Task prompt:
Determine how many lines of the material hold the string "value" and reply with only that number.

Listed entries:
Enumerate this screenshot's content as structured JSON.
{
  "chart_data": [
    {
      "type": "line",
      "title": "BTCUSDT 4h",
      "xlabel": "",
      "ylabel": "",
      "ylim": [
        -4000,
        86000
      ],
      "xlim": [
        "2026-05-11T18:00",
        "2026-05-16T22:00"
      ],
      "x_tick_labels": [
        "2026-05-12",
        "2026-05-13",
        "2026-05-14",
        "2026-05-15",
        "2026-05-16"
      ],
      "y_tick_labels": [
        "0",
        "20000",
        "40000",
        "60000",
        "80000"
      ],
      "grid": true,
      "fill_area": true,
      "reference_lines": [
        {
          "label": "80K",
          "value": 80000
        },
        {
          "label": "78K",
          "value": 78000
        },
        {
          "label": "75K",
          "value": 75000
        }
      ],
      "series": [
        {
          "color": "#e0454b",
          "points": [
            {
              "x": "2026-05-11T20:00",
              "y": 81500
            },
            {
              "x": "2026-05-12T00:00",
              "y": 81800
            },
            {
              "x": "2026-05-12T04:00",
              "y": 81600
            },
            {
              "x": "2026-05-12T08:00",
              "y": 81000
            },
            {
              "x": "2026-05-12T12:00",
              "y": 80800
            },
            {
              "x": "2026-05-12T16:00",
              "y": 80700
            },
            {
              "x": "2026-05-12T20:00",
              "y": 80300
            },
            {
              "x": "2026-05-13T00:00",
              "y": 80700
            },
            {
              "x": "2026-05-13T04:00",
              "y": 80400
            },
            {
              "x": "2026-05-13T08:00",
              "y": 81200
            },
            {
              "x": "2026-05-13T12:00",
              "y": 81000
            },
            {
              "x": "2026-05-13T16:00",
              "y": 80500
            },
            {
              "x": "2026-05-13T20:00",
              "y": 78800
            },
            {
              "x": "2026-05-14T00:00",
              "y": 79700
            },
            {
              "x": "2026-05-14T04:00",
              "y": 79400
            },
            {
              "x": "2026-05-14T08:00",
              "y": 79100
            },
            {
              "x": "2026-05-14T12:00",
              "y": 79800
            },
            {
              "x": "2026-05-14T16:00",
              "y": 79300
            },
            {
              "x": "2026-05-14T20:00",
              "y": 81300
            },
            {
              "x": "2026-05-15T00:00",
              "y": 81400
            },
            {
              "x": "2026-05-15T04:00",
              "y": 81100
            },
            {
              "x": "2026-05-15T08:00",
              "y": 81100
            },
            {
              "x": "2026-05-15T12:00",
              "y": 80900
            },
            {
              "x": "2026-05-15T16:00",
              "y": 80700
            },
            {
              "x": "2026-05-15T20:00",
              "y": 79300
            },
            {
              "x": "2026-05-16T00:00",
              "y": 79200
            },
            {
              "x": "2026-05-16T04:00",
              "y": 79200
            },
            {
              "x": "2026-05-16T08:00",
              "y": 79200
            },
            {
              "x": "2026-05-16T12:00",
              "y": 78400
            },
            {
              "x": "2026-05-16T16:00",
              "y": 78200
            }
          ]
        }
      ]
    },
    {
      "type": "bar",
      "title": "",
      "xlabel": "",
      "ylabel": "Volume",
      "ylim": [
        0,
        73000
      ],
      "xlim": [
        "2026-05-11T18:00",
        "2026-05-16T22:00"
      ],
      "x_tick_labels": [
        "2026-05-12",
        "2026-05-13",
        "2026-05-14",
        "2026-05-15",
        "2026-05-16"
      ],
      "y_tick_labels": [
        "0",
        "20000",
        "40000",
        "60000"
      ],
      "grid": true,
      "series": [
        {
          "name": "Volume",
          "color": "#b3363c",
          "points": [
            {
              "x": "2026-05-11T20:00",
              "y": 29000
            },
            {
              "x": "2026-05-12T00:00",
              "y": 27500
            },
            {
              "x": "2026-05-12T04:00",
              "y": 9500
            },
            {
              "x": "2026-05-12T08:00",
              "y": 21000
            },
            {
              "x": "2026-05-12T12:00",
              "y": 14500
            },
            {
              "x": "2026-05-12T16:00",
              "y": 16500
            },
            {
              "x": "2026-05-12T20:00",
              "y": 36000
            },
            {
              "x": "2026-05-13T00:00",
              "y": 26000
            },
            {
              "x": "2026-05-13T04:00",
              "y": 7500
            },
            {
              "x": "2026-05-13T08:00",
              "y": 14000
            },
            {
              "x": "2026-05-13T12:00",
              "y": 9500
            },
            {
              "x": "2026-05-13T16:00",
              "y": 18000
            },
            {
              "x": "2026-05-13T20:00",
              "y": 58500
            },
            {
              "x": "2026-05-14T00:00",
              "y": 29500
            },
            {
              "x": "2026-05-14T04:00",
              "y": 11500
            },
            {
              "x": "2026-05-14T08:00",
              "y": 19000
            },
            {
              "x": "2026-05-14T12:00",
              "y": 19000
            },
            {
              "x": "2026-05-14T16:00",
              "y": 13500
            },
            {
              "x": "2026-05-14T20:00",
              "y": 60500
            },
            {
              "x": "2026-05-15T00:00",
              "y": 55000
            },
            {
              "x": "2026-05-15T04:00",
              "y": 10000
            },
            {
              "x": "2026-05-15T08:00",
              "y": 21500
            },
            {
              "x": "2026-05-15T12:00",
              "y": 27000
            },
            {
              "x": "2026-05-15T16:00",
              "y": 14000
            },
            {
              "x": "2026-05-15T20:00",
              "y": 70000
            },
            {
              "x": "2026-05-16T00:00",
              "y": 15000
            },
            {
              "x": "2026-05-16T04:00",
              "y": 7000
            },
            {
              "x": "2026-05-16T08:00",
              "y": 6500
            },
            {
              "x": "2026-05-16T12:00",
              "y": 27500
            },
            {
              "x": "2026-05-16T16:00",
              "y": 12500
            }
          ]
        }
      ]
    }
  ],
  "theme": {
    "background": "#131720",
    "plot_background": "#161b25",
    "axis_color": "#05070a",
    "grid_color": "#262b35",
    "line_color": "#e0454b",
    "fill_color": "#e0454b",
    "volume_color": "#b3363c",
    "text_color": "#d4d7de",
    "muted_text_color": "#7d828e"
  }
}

Response box:
3